(Items from a data source)
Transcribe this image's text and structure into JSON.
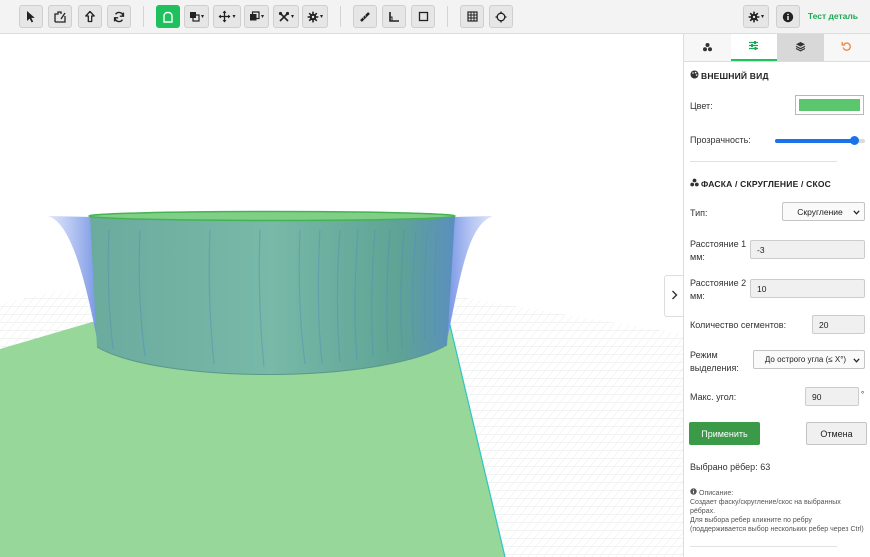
{
  "toolbar": {
    "title": "Тест деталь",
    "caret": "▾"
  },
  "panel": {
    "appearance": {
      "header": "ВНЕШНИЙ ВИД",
      "color_label": "Цвет:",
      "color_value": "#5bc66e",
      "opacity_label": "Прозрачность:",
      "opacity": 0.88
    },
    "chamfer": {
      "header": "ФАСКА / СКРУГЛЕНИЕ / СКОС",
      "type_label": "Тип:",
      "type_value": "Скругление",
      "dist1_label": "Расстояние 1 мм:",
      "dist1_value": "-3",
      "dist2_label": "Расстояние 2 мм:",
      "dist2_value": "10",
      "segments_label": "Количество сегментов:",
      "segments_value": "20",
      "mode_label": "Режим выделения:",
      "mode_value": "До острого угла (≤ X°)",
      "max_angle_label": "Макс. угол:",
      "max_angle_value": "90",
      "degree_mark": "°",
      "apply_label": "Применить",
      "cancel_label": "Отмена",
      "selected_edges": "Выбрано рёбер: 63",
      "desc_title": "Описание:",
      "desc_line1": "Создает фаску/скругление/скос на выбранных рёбрах.",
      "desc_line2": "Для выбора ребер кликните по ребру (поддерживается выбор нескольких ребер через Ctrl)"
    }
  },
  "colors": {
    "accent": "#1fc15e",
    "apply_button": "#3a9a47",
    "model_teal": "#6fb5a4",
    "flare_blue": "#8aa2e8",
    "ground_green": "#97d79a"
  }
}
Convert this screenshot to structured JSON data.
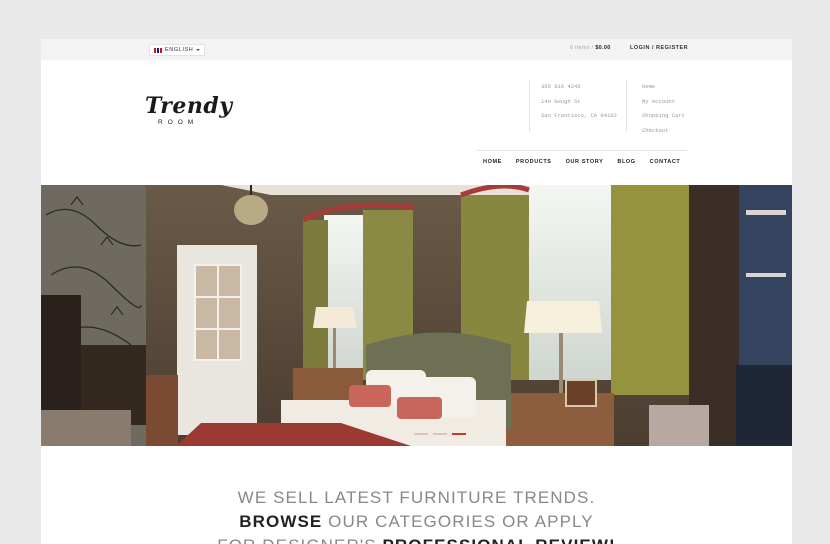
{
  "topbar": {
    "language": "ENGLISH",
    "cart_items": "0 items /",
    "cart_total": "$0.00",
    "login_register": "LOGIN / REGISTER"
  },
  "logo": {
    "script": "Trendy",
    "sub": "ROOM"
  },
  "contact": {
    "lines": [
      "365 916 4245",
      "149 Gough St",
      "San Francisco, CA 94102"
    ]
  },
  "quick_links": [
    "Home",
    "My Account",
    "Shopping Cart",
    "Checkout"
  ],
  "nav": [
    "HOME",
    "PRODUCTS",
    "OUR STORY",
    "BLOG",
    "CONTACT"
  ],
  "slider": {
    "slide_count": 3,
    "active_index": 2
  },
  "tagline": {
    "line1": "WE SELL LATEST FURNITURE TRENDS.",
    "line2_bold": "BROWSE",
    "line2_rest": " OUR CATEGORIES OR APPLY",
    "line3_start": "FOR DESIGNER'S ",
    "line3_bold": "PROFESSIONAL REVIEW!"
  },
  "colors": {
    "page_bg": "#e9e9e9",
    "topbar_bg": "#f3f3f3",
    "accent": "#c0392b"
  }
}
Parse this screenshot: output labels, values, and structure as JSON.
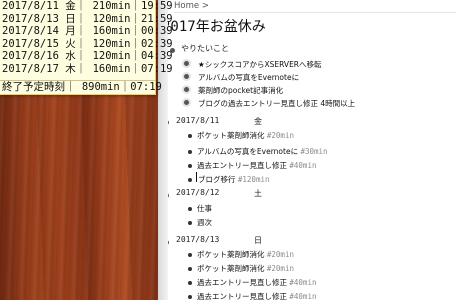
{
  "schedule": {
    "rows": [
      {
        "date": "2017/8/11",
        "day": "金",
        "minutes": "210min",
        "end": "19:59"
      },
      {
        "date": "2017/8/13",
        "day": "日",
        "minutes": "120min",
        "end": "21:59"
      },
      {
        "date": "2017/8/14",
        "day": "月",
        "minutes": "160min",
        "end": "00:39"
      },
      {
        "date": "2017/8/15",
        "day": "火",
        "minutes": "120min",
        "end": "02:39"
      },
      {
        "date": "2017/8/16",
        "day": "水",
        "minutes": "120min",
        "end": "04:39"
      },
      {
        "date": "2017/8/17",
        "day": "木",
        "minutes": "160min",
        "end": "07:19"
      }
    ],
    "total": {
      "label": "終了予定時刻",
      "minutes": "890min",
      "end": "07:19"
    }
  },
  "breadcrumb": {
    "home": "Home",
    "sep": ">"
  },
  "page_title": "2017年お盆休み",
  "outline": {
    "todo": {
      "label": "やりたいこと",
      "items": [
        "★シックスコアからXSERVERへ移転",
        "アルバムの写真をEvernoteに",
        "薬剤師のpocket記事消化",
        "ブログの過去エントリー見直し修正 4時間以上"
      ]
    },
    "days": [
      {
        "date": "2017/8/11",
        "dow": "金",
        "items": [
          {
            "text": "ポケット薬剤師消化",
            "tag": "#20min"
          },
          {
            "text": "アルバムの写真をEvernoteに",
            "tag": "#30min"
          },
          {
            "text": "過去エントリー見直し修正",
            "tag": "#40min"
          },
          {
            "text": "ブログ移行",
            "tag": "#120min"
          }
        ]
      },
      {
        "date": "2017/8/12",
        "dow": "土",
        "items": [
          {
            "text": "仕事",
            "tag": ""
          },
          {
            "text": "週次",
            "tag": ""
          }
        ]
      },
      {
        "date": "2017/8/13",
        "dow": "日",
        "items": [
          {
            "text": "ポケット薬剤師消化",
            "tag": "#20min"
          },
          {
            "text": "ポケット薬剤師消化",
            "tag": "#20min"
          },
          {
            "text": "過去エントリー見直し修正",
            "tag": "#40min"
          },
          {
            "text": "過去エントリー見直し修正",
            "tag": "#40min"
          }
        ]
      }
    ]
  }
}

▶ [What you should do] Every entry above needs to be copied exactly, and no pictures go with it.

▶ [Exercise output]
Transcribe this image's text and structure into JSON.
{
  "toolbar": {
    "title": "Тест деталь",
    "caret": "▾"
  },
  "panel": {
    "appearance": {
      "header": "ВНЕШНИЙ ВИД",
      "color_label": "Цвет:",
      "color_value": "#5bc66e",
      "opacity_label": "Прозрачность:",
      "opacity": 0.88
    },
    "chamfer": {
      "header": "ФАСКА / СКРУГЛЕНИЕ / СКОС",
      "type_label": "Тип:",
      "type_value": "Скругление",
      "dist1_label": "Расстояние 1 мм:",
      "dist1_value": "-3",
      "dist2_label": "Расстояние 2 мм:",
      "dist2_value": "10",
      "segments_label": "Количество сегментов:",
      "segments_value": "20",
      "mode_label": "Режим выделения:",
      "mode_value": "До острого угла (≤ X°)",
      "max_angle_label": "Макс. угол:",
      "max_angle_value": "90",
      "degree_mark": "°",
      "apply_label": "Применить",
      "cancel_label": "Отмена",
      "selected_edges": "Выбрано рёбер: 63",
      "desc_title": "Описание:",
      "desc_line1": "Создает фаску/скругление/скос на выбранных рёбрах.",
      "desc_line2": "Для выбора ребер кликните по ребру (поддерживается выбор нескольких ребер через Ctrl)"
    }
  },
  "colors": {
    "accent": "#1fc15e",
    "apply_button": "#3a9a47",
    "model_teal": "#6fb5a4",
    "flare_blue": "#8aa2e8",
    "ground_green": "#97d79a"
  }
}
Convert this screenshot to structured JSON data.
{
  "topbar": {
    "language": "ENGLISH",
    "cart_items": "0 items /",
    "cart_total": "$0.00",
    "login_register": "LOGIN / REGISTER"
  },
  "logo": {
    "script": "Trendy",
    "sub": "ROOM"
  },
  "contact": {
    "lines": [
      "365 916 4245",
      "149 Gough St",
      "San Francisco, CA 94102"
    ]
  },
  "quick_links": [
    "Home",
    "My Account",
    "Shopping Cart",
    "Checkout"
  ],
  "nav": [
    "HOME",
    "PRODUCTS",
    "OUR STORY",
    "BLOG",
    "CONTACT"
  ],
  "slider": {
    "slide_count": 3,
    "active_index": 2
  },
  "tagline": {
    "line1": "WE SELL LATEST FURNITURE TRENDS.",
    "line2_bold": "BROWSE",
    "line2_rest": " OUR CATEGORIES OR APPLY",
    "line3_start": "FOR DESIGNER'S ",
    "line3_bold": "PROFESSIONAL REVIEW!"
  },
  "colors": {
    "page_bg": "#e9e9e9",
    "topbar_bg": "#f3f3f3",
    "accent": "#c0392b"
  }
}
Parse this screenshot: output labels, values, and structure as JSON.
{
  "schedule": {
    "rows": [
      {
        "date": "2017/8/11",
        "day": "金",
        "minutes": "210min",
        "end": "19:59"
      },
      {
        "date": "2017/8/13",
        "day": "日",
        "minutes": "120min",
        "end": "21:59"
      },
      {
        "date": "2017/8/14",
        "day": "月",
        "minutes": "160min",
        "end": "00:39"
      },
      {
        "date": "2017/8/15",
        "day": "火",
        "minutes": "120min",
        "end": "02:39"
      },
      {
        "date": "2017/8/16",
        "day": "水",
        "minutes": "120min",
        "end": "04:39"
      },
      {
        "date": "2017/8/17",
        "day": "木",
        "minutes": "160min",
        "end": "07:19"
      }
    ],
    "total": {
      "label": "終了予定時刻",
      "minutes": "890min",
      "end": "07:19"
    }
  },
  "breadcrumb": {
    "home": "Home",
    "sep": ">"
  },
  "page_title": "2017年お盆休み",
  "outline": {
    "todo": {
      "label": "やりたいこと",
      "items": [
        "★シックスコアからXSERVERへ移転",
        "アルバムの写真をEvernoteに",
        "薬剤師のpocket記事消化",
        "ブログの過去エントリー見直し修正 4時間以上"
      ]
    },
    "days": [
      {
        "date": "2017/8/11",
        "dow": "金",
        "items": [
          {
            "text": "ポケット薬剤師消化",
            "tag": "#20min"
          },
          {
            "text": "アルバムの写真をEvernoteに",
            "tag": "#30min"
          },
          {
            "text": "過去エントリー見直し修正",
            "tag": "#40min"
          },
          {
            "text": "ブログ移行",
            "tag": "#120min"
          }
        ]
      },
      {
        "date": "2017/8/12",
        "dow": "土",
        "items": [
          {
            "text": "仕事",
            "tag": ""
          },
          {
            "text": "週次",
            "tag": ""
          }
        ]
      },
      {
        "date": "2017/8/13",
        "dow": "日",
        "items": [
          {
            "text": "ポケット薬剤師消化",
            "tag": "#20min"
          },
          {
            "text": "ポケット薬剤師消化",
            "tag": "#20min"
          },
          {
            "text": "過去エントリー見直し修正",
            "tag": "#40min"
          },
          {
            "text": "過去エントリー見直し修正",
            "tag": "#40min"
          }
        ]
      }
    ]
  }
}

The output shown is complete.